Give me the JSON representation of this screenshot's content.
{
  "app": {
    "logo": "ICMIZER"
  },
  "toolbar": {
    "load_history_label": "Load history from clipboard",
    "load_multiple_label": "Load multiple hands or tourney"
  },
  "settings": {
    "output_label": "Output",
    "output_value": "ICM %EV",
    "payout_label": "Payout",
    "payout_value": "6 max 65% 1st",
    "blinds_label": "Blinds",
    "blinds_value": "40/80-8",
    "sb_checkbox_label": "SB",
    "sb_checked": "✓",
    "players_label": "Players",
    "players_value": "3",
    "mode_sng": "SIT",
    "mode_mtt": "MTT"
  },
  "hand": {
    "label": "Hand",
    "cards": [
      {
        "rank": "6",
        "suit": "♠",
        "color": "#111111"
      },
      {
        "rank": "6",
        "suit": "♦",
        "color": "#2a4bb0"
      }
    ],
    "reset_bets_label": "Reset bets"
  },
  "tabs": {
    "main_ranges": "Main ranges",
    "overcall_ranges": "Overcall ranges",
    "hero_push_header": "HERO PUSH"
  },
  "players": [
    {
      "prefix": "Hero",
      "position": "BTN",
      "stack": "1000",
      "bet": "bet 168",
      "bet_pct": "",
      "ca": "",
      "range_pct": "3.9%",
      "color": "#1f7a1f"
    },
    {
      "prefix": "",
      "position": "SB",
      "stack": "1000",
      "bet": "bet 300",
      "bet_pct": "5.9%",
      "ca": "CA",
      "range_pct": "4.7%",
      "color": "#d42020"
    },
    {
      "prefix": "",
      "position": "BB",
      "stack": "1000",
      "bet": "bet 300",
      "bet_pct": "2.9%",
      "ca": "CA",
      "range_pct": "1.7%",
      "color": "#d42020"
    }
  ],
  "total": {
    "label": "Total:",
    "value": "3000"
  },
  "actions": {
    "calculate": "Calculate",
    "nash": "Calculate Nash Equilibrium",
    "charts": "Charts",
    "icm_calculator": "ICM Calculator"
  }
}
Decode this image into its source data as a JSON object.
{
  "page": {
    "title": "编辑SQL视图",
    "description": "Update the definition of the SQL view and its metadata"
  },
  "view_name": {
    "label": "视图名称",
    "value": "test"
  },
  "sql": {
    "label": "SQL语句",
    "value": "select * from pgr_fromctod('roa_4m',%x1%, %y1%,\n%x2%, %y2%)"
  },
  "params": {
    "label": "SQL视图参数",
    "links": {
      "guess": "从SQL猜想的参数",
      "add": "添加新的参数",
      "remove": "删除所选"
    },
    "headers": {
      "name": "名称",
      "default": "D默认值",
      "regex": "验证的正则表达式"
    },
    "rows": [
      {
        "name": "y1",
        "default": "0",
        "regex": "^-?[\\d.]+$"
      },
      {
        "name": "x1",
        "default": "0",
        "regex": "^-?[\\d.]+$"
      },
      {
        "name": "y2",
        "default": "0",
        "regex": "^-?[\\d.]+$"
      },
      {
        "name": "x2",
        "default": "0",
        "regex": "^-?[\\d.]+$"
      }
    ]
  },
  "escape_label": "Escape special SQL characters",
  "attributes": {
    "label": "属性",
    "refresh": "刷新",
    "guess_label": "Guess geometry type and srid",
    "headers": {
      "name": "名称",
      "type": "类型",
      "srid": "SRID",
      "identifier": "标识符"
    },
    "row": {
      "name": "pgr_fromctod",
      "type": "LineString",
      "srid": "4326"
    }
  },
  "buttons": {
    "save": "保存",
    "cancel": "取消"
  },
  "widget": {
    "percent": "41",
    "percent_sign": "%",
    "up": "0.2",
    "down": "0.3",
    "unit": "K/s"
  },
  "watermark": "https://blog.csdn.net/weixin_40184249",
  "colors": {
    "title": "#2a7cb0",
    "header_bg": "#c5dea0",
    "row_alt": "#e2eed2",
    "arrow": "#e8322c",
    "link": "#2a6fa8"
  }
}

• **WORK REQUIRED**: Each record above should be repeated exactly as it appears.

• **RESULT OF THIS EXERCISE**:
Give me the JSON representation of this screenshot's content.
{
  "app": {
    "logo": "ICMIZER"
  },
  "toolbar": {
    "load_history_label": "Load history from clipboard",
    "load_multiple_label": "Load multiple hands or tourney"
  },
  "settings": {
    "output_label": "Output",
    "output_value": "ICM %EV",
    "payout_label": "Payout",
    "payout_value": "6 max 65% 1st",
    "blinds_label": "Blinds",
    "blinds_value": "40/80-8",
    "sb_checkbox_label": "SB",
    "sb_checked": "✓",
    "players_label": "Players",
    "players_value": "3",
    "mode_sng": "SIT",
    "mode_mtt": "MTT"
  },
  "hand": {
    "label": "Hand",
    "cards": [
      {
        "rank": "6",
        "suit": "♠",
        "color": "#111111"
      },
      {
        "rank": "6",
        "suit": "♦",
        "color": "#2a4bb0"
      }
    ],
    "reset_bets_label": "Reset bets"
  },
  "tabs": {
    "main_ranges": "Main ranges",
    "overcall_ranges": "Overcall ranges",
    "hero_push_header": "HERO PUSH"
  },
  "players": [
    {
      "prefix": "Hero",
      "position": "BTN",
      "stack": "1000",
      "bet": "bet 168",
      "bet_pct": "",
      "ca": "",
      "range_pct": "3.9%",
      "color": "#1f7a1f"
    },
    {
      "prefix": "",
      "position": "SB",
      "stack": "1000",
      "bet": "bet 300",
      "bet_pct": "5.9%",
      "ca": "CA",
      "range_pct": "4.7%",
      "color": "#d42020"
    },
    {
      "prefix": "",
      "position": "BB",
      "stack": "1000",
      "bet": "bet 300",
      "bet_pct": "2.9%",
      "ca": "CA",
      "range_pct": "1.7%",
      "color": "#d42020"
    }
  ],
  "total": {
    "label": "Total:",
    "value": "3000"
  },
  "actions": {
    "calculate": "Calculate",
    "nash": "Calculate Nash Equilibrium",
    "charts": "Charts",
    "icm_calculator": "ICM Calculator"
  }
}
Decode this image into its source data as a JSON object.
{
  "page": {
    "title": "编辑SQL视图",
    "description": "Update the definition of the SQL view and its metadata"
  },
  "view_name": {
    "label": "视图名称",
    "value": "test"
  },
  "sql": {
    "label": "SQL语句",
    "value": "select * from pgr_fromctod('roa_4m',%x1%, %y1%,\n%x2%, %y2%)"
  },
  "params": {
    "label": "SQL视图参数",
    "links": {
      "guess": "从SQL猜想的参数",
      "add": "添加新的参数",
      "remove": "删除所选"
    },
    "headers": {
      "name": "名称",
      "default": "D默认值",
      "regex": "验证的正则表达式"
    },
    "rows": [
      {
        "name": "y1",
        "default": "0",
        "regex": "^-?[\\d.]+$"
      },
      {
        "name": "x1",
        "default": "0",
        "regex": "^-?[\\d.]+$"
      },
      {
        "name": "y2",
        "default": "0",
        "regex": "^-?[\\d.]+$"
      },
      {
        "name": "x2",
        "default": "0",
        "regex": "^-?[\\d.]+$"
      }
    ]
  },
  "escape_label": "Escape special SQL characters",
  "attributes": {
    "label": "属性",
    "refresh": "刷新",
    "guess_label": "Guess geometry type and srid",
    "headers": {
      "name": "名称",
      "type": "类型",
      "srid": "SRID",
      "identifier": "标识符"
    },
    "row": {
      "name": "pgr_fromctod",
      "type": "LineString",
      "srid": "4326"
    }
  },
  "buttons": {
    "save": "保存",
    "cancel": "取消"
  },
  "widget": {
    "percent": "41",
    "percent_sign": "%",
    "up": "0.2",
    "down": "0.3",
    "unit": "K/s"
  },
  "watermark": "https://blog.csdn.net/weixin_40184249",
  "colors": {
    "title": "#2a7cb0",
    "header_bg": "#c5dea0",
    "row_alt": "#e2eed2",
    "arrow": "#e8322c",
    "link": "#2a6fa8"
  }
}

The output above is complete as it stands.